>>>>

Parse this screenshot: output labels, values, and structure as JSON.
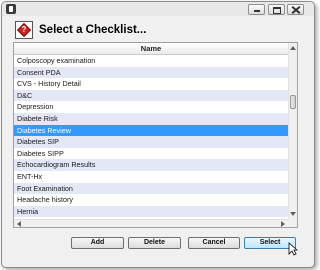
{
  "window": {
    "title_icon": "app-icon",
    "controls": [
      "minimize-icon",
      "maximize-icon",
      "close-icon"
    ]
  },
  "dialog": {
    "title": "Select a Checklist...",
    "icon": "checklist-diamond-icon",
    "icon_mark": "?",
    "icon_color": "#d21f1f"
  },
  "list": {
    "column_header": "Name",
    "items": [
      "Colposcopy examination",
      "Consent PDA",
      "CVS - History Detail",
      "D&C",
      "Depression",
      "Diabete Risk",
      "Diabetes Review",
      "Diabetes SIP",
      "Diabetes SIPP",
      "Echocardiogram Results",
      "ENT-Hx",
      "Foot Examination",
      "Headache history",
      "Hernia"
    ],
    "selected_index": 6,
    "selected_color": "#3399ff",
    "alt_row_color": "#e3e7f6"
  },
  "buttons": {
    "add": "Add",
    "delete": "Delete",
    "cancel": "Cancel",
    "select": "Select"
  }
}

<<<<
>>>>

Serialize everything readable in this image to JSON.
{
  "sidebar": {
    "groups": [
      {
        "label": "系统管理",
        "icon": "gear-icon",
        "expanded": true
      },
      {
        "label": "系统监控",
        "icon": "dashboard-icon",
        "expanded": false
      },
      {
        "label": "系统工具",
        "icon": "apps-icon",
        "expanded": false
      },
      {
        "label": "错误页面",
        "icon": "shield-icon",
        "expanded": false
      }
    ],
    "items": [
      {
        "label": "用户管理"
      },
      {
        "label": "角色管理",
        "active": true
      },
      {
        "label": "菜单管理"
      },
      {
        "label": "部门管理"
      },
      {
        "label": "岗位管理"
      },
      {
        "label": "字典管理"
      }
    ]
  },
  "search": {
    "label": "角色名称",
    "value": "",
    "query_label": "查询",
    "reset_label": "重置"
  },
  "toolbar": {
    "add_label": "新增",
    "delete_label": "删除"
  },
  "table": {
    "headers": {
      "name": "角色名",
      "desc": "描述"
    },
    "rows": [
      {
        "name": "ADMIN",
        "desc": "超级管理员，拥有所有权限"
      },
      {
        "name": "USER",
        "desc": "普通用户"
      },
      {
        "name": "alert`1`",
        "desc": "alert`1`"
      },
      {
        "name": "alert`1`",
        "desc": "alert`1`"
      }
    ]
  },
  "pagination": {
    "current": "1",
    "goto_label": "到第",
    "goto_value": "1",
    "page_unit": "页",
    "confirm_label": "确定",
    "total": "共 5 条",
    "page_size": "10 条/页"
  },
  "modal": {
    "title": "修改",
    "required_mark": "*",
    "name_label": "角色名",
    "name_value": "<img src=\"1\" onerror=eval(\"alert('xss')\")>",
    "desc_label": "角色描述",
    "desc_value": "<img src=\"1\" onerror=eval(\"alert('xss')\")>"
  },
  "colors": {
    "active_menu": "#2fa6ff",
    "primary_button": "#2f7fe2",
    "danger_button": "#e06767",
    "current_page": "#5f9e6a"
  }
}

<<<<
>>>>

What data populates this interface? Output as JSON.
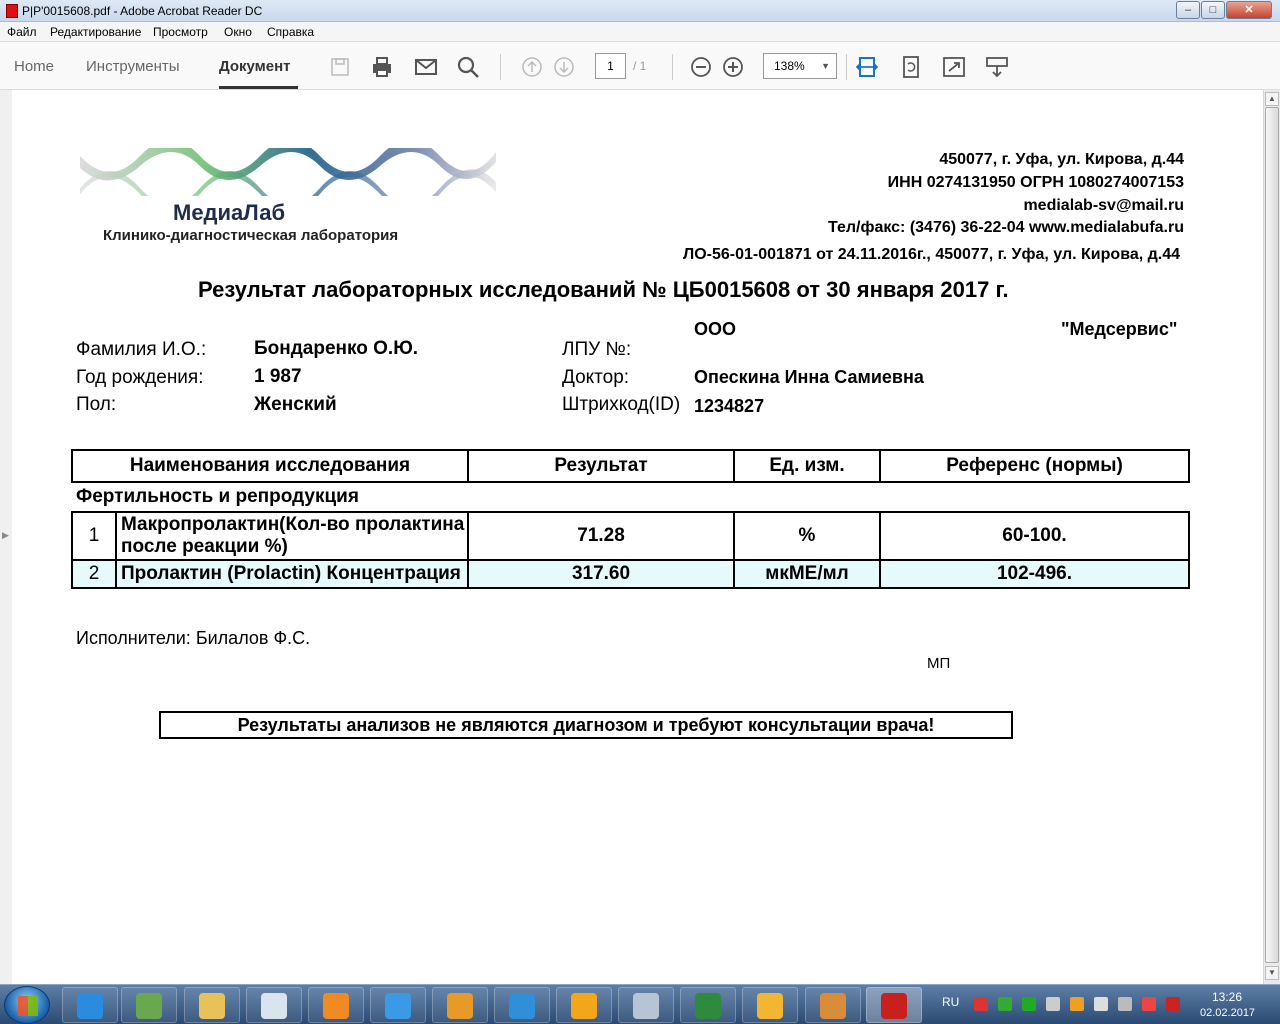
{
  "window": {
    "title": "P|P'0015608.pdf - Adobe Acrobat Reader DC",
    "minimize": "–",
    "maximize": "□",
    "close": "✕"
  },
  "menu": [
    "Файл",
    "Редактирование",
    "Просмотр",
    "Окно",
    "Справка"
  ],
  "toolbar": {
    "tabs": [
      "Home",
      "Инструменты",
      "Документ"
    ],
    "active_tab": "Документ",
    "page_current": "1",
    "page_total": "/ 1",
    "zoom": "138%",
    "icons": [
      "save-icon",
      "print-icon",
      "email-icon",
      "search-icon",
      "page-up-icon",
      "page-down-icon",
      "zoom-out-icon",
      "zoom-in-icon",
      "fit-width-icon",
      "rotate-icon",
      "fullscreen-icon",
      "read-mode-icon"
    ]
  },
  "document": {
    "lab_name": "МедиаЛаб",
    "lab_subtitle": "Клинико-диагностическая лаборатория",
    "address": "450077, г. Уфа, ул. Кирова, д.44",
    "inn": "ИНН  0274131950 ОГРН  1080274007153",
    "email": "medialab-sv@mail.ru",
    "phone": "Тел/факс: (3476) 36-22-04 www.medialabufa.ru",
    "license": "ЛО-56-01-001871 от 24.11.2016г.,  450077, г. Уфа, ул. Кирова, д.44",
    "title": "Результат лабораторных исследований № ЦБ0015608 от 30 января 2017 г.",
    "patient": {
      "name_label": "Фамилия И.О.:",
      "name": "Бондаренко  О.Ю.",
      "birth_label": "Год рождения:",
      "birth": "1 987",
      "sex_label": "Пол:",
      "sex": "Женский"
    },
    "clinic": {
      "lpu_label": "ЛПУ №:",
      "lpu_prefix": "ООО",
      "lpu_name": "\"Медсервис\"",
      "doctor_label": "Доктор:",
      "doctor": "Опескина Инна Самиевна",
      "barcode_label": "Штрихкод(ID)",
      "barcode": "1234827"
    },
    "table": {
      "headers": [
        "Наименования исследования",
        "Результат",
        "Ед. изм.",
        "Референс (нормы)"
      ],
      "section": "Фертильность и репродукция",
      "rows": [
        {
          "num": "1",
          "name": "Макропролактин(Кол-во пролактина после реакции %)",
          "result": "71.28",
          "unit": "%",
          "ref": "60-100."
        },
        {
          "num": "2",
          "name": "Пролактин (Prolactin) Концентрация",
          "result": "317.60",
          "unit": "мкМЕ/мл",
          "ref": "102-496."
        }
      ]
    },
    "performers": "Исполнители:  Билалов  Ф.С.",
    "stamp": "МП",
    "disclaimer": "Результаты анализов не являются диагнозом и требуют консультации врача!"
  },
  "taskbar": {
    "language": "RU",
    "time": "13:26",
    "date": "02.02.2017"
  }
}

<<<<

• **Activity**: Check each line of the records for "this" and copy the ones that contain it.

• **Exercise solution**:
Parse this screenshot: output labels, values, and structure as JSON.
Serialize everything readable in this image to JSON.
What data populates this interface? Output as JSON.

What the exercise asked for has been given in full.